Kill the Beast have been absolutely smashing it with their productions. They’ve become renowned for their highly physical, energetic styles of performance, and acclaimed for their use of multimedia. Their latest show, Don’t Wake The Damp, which explores avenues other than werewolves and kicking pigs, is no exception. With high anticipation, I headed into the Pleasance Dome to see the company’s latest offering at the Edinburgh Fringe.

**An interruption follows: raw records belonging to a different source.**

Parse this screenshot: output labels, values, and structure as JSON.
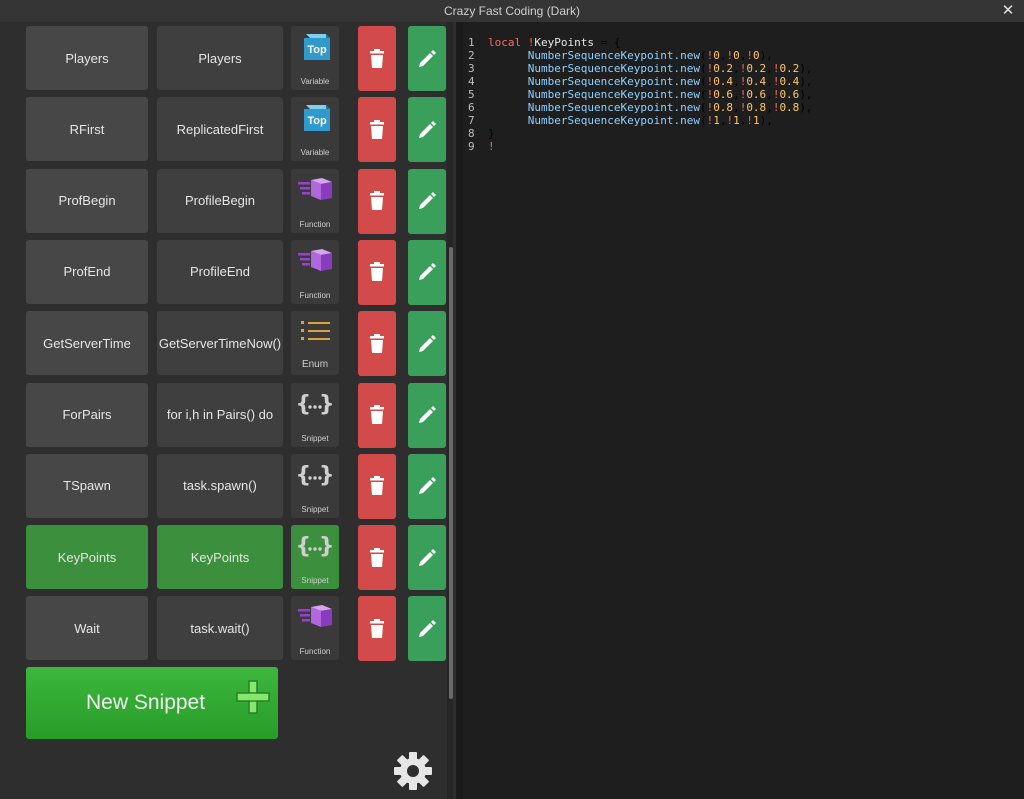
{
  "window": {
    "title": "Crazy Fast Coding (Dark)",
    "close_glyph": "✕"
  },
  "snippets": [
    {
      "shortcut": "Players",
      "full": "Players",
      "type": "Variable",
      "icon": "variable-icon",
      "selected": false
    },
    {
      "shortcut": "RFirst",
      "full": "ReplicatedFirst",
      "type": "Variable",
      "icon": "variable-icon",
      "selected": false
    },
    {
      "shortcut": "ProfBegin",
      "full": "ProfileBegin",
      "type": "Function",
      "icon": "function-icon",
      "selected": false
    },
    {
      "shortcut": "ProfEnd",
      "full": "ProfileEnd",
      "type": "Function",
      "icon": "function-icon",
      "selected": false
    },
    {
      "shortcut": "GetServerTime",
      "full": "GetServerTimeNow()",
      "type": "Enum",
      "icon": "enum-icon",
      "selected": false
    },
    {
      "shortcut": "ForPairs",
      "full": "for i,h in Pairs() do",
      "type": "Snippet",
      "icon": "snippet-icon",
      "selected": false
    },
    {
      "shortcut": "TSpawn",
      "full": "task.spawn()",
      "type": "Snippet",
      "icon": "snippet-icon",
      "selected": false
    },
    {
      "shortcut": "KeyPoints",
      "full": "KeyPoints",
      "type": "Snippet",
      "icon": "snippet-icon",
      "selected": true
    },
    {
      "shortcut": "Wait",
      "full": "task.wait()",
      "type": "Function",
      "icon": "function-icon",
      "selected": false
    }
  ],
  "variable_icon_text": "Top",
  "new_snippet_label": "New Snippet",
  "editor": {
    "line_numbers": [
      "1",
      "2",
      "3",
      "4",
      "5",
      "6",
      "7",
      "8",
      "9"
    ],
    "lines": [
      "local !KeyPoints = {",
      "      NumberSequenceKeypoint.new(!0,!0,!0),",
      "      NumberSequenceKeypoint.new(!0.2,!0.2,!0.2),",
      "      NumberSequenceKeypoint.new(!0.4,!0.4,!0.4),",
      "      NumberSequenceKeypoint.new(!0.6,!0.6,!0.6),",
      "      NumberSequenceKeypoint.new(!0.8,!0.8,!0.8),",
      "      NumberSequenceKeypoint.new(!1,!1,!1),",
      "}",
      "!"
    ]
  },
  "colors": {
    "delete": "#d34a4a",
    "edit": "#3a9f5b",
    "selected": "#3c8f3c",
    "new_button": "#33ad33",
    "function_purple": "#9b3fd0",
    "variable_blue": "#3aa6d0",
    "enum_gold": "#e0a23a"
  }
}
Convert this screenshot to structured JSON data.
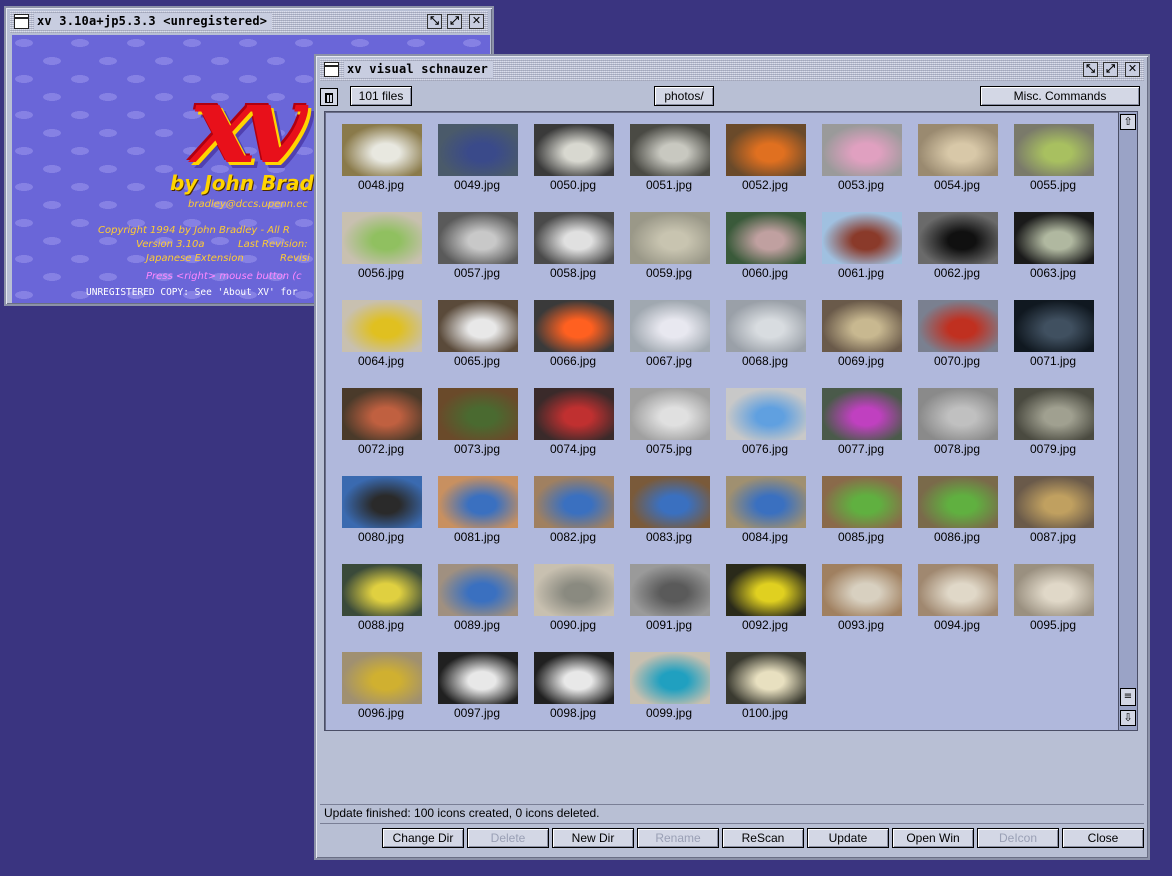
{
  "splash": {
    "title": "xv 3.10a+jp5.3.3 <unregistered>",
    "logo_text": "xv",
    "byline": "by John Bradl",
    "email": "bradley@dccs.upenn.ec",
    "copyright": "Copyright 1994 by John Bradley - All R",
    "version": "Version 3.10a",
    "last_revision": "Last Revision:",
    "jp_ext": "Japanese Extension",
    "revision2": "Revisi",
    "press": "Press <right> mouse button (c",
    "unregistered": "UNREGISTERED COPY:  See 'About XV' for"
  },
  "schnauzer": {
    "title": "xv visual schnauzer",
    "file_count": "101 files",
    "directory": "photos/",
    "misc_commands": "Misc. Commands",
    "status": "Update finished:  100 icons created, 0 icons deleted.",
    "buttons": {
      "change_dir": "Change Dir",
      "delete": "Delete",
      "new_dir": "New Dir",
      "rename": "Rename",
      "rescan": "ReScan",
      "update": "Update",
      "open_win": "Open Win",
      "deiconify": "DeIcon",
      "close": "Close"
    },
    "files": [
      "0048.jpg",
      "0049.jpg",
      "0050.jpg",
      "0051.jpg",
      "0052.jpg",
      "0053.jpg",
      "0054.jpg",
      "0055.jpg",
      "0056.jpg",
      "0057.jpg",
      "0058.jpg",
      "0059.jpg",
      "0060.jpg",
      "0061.jpg",
      "0062.jpg",
      "0063.jpg",
      "0064.jpg",
      "0065.jpg",
      "0066.jpg",
      "0067.jpg",
      "0068.jpg",
      "0069.jpg",
      "0070.jpg",
      "0071.jpg",
      "0072.jpg",
      "0073.jpg",
      "0074.jpg",
      "0075.jpg",
      "0076.jpg",
      "0077.jpg",
      "0078.jpg",
      "0079.jpg",
      "0080.jpg",
      "0081.jpg",
      "0082.jpg",
      "0083.jpg",
      "0084.jpg",
      "0085.jpg",
      "0086.jpg",
      "0087.jpg",
      "0088.jpg",
      "0089.jpg",
      "0090.jpg",
      "0091.jpg",
      "0092.jpg",
      "0093.jpg",
      "0094.jpg",
      "0095.jpg",
      "0096.jpg",
      "0097.jpg",
      "0098.jpg",
      "0099.jpg",
      "0100.jpg"
    ],
    "thumb_colors": [
      [
        "#8a7a4a",
        "#e8e8e0"
      ],
      [
        "#4a5a6a",
        "#3a4a8a"
      ],
      [
        "#3a3a3a",
        "#d8d8d0"
      ],
      [
        "#4a4a44",
        "#c8c8c0"
      ],
      [
        "#6a4a2a",
        "#e07020"
      ],
      [
        "#9a9a9a",
        "#e0a0c0"
      ],
      [
        "#9a8a70",
        "#d8c8a8"
      ],
      [
        "#7a7a6a",
        "#a8c060"
      ],
      [
        "#c8c0b0",
        "#90c060"
      ],
      [
        "#5a5a5a",
        "#c8c8c8"
      ],
      [
        "#4a4a4a",
        "#e0e0e0"
      ],
      [
        "#9a9888",
        "#c8c4b0"
      ],
      [
        "#3a5a3a",
        "#c0a0a0"
      ],
      [
        "#a0c0e0",
        "#8a3a2a"
      ],
      [
        "#6a6a6a",
        "#101010"
      ],
      [
        "#1a1a1a",
        "#b0b8a0"
      ],
      [
        "#c8c0b0",
        "#e0c020"
      ],
      [
        "#5a4a3a",
        "#e8e8e8"
      ],
      [
        "#3a3a3a",
        "#ff6020"
      ],
      [
        "#a0a8b0",
        "#e8e8f0"
      ],
      [
        "#9aa0a8",
        "#d8dce0"
      ],
      [
        "#6a5a4a",
        "#c8b890"
      ],
      [
        "#7a8090",
        "#c03020"
      ],
      [
        "#101820",
        "#405060"
      ],
      [
        "#4a3a2a",
        "#c06040"
      ],
      [
        "#6a4a2a",
        "#4a6a30"
      ],
      [
        "#3a2a2a",
        "#c03030"
      ],
      [
        "#a0a0a0",
        "#e0e0e0"
      ],
      [
        "#c8c8c8",
        "#60a0e0"
      ],
      [
        "#4a5a4a",
        "#c040c0"
      ],
      [
        "#8a8a8a",
        "#c0c0c0"
      ],
      [
        "#4a4a40",
        "#a0a090"
      ],
      [
        "#3a6ab0",
        "#2a2a2a"
      ],
      [
        "#c89060",
        "#3a70c0"
      ],
      [
        "#a08060",
        "#3a70c0"
      ],
      [
        "#7a5a3a",
        "#3a70c0"
      ],
      [
        "#a09070",
        "#3a70c0"
      ],
      [
        "#8a6a4a",
        "#60b040"
      ],
      [
        "#7a6a4a",
        "#60b040"
      ],
      [
        "#6a5a4a",
        "#c0a060"
      ],
      [
        "#3a4a3a",
        "#e0d040"
      ],
      [
        "#a09080",
        "#3a70c0"
      ],
      [
        "#c8c0b0",
        "#8a8a80"
      ],
      [
        "#9a9a9a",
        "#5a5a5a"
      ],
      [
        "#2a2a1a",
        "#e0d020"
      ],
      [
        "#a08060",
        "#d8d0c0"
      ],
      [
        "#a08870",
        "#e0d8c8"
      ],
      [
        "#9a9080",
        "#e0d8c8"
      ],
      [
        "#a09070",
        "#d0b030"
      ],
      [
        "#202020",
        "#e8e8e8"
      ],
      [
        "#202020",
        "#e8e8e8"
      ],
      [
        "#c8c0b0",
        "#20a0c0"
      ],
      [
        "#3a3a30",
        "#e8e0c0"
      ]
    ]
  }
}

Don’t Wake The Damp brings us into the bleak existence of old lady June (Natasha Hodgson), who lives in a sky-scraping tower block of flats, and reminisces the days she used to perform in an 80s TV show set in space. But one day, a nerdy little man from the council named Terry (David Cumming) comes to tell her that her residence is in danger of being taken over by the wretched Damp. June refuses to vacate, and teams up with her eccentric neighbours to battle the beast that’s rising up in the block.

If you’re a fan of Kill the Beast’s other shows, you’ll absolutely love this show. It contains all of their trademarks: performances that ooze character and charisma, with an added dash of gleefully exaggerated physicalities. These trademarks are buttressed by a sense of relentless energy to steer us through the narrative, and we’re strapped in for a fast-paced ride through a beautifully stylised play-world that engrosses you.

On the contrary, if you’ve not seen one of the company’s shows before, you might find this production a little bit overwhelming and, at times, a bit too similar. While the performances are very well-considered and a joy to watch, they often collide to provide a sense of monotony, which disengages the audience. This leads to a loss of laughter at vital moments, and it’s a real shame since Don’t Wake The Damp has such a unique and original story.

Making up for the production’s slight tendency to overwhelm is the slick and stylish scenography, which is one of the most well-considered I’ve seen in a production for quite some time. Kill The Beast really do nail it when it comes to building a harmonious relationship between the production aspects; there’s a thumping, pulsating soundtrack that contributes to the atmosphere. The lighting design beautifully illuminates the piece, and melds together a range of emotional landscapes that give the performers plenty of room to navigate throughout.

While I don’t think Kill the Beast have properly nailed it with this show, it’s certainly pretty good. This is a company that has a firm grasp on theatrical storytelling methods, and they go about it in a powerfully playful way. Don’t Wake The Damp is a well-constructed, stylish piece of theatre that’s well worth seeing.

Don’t Wake The Damp is playing at the Pleasance Dome until 29 August. For more information and tickets, see The Pleasance website.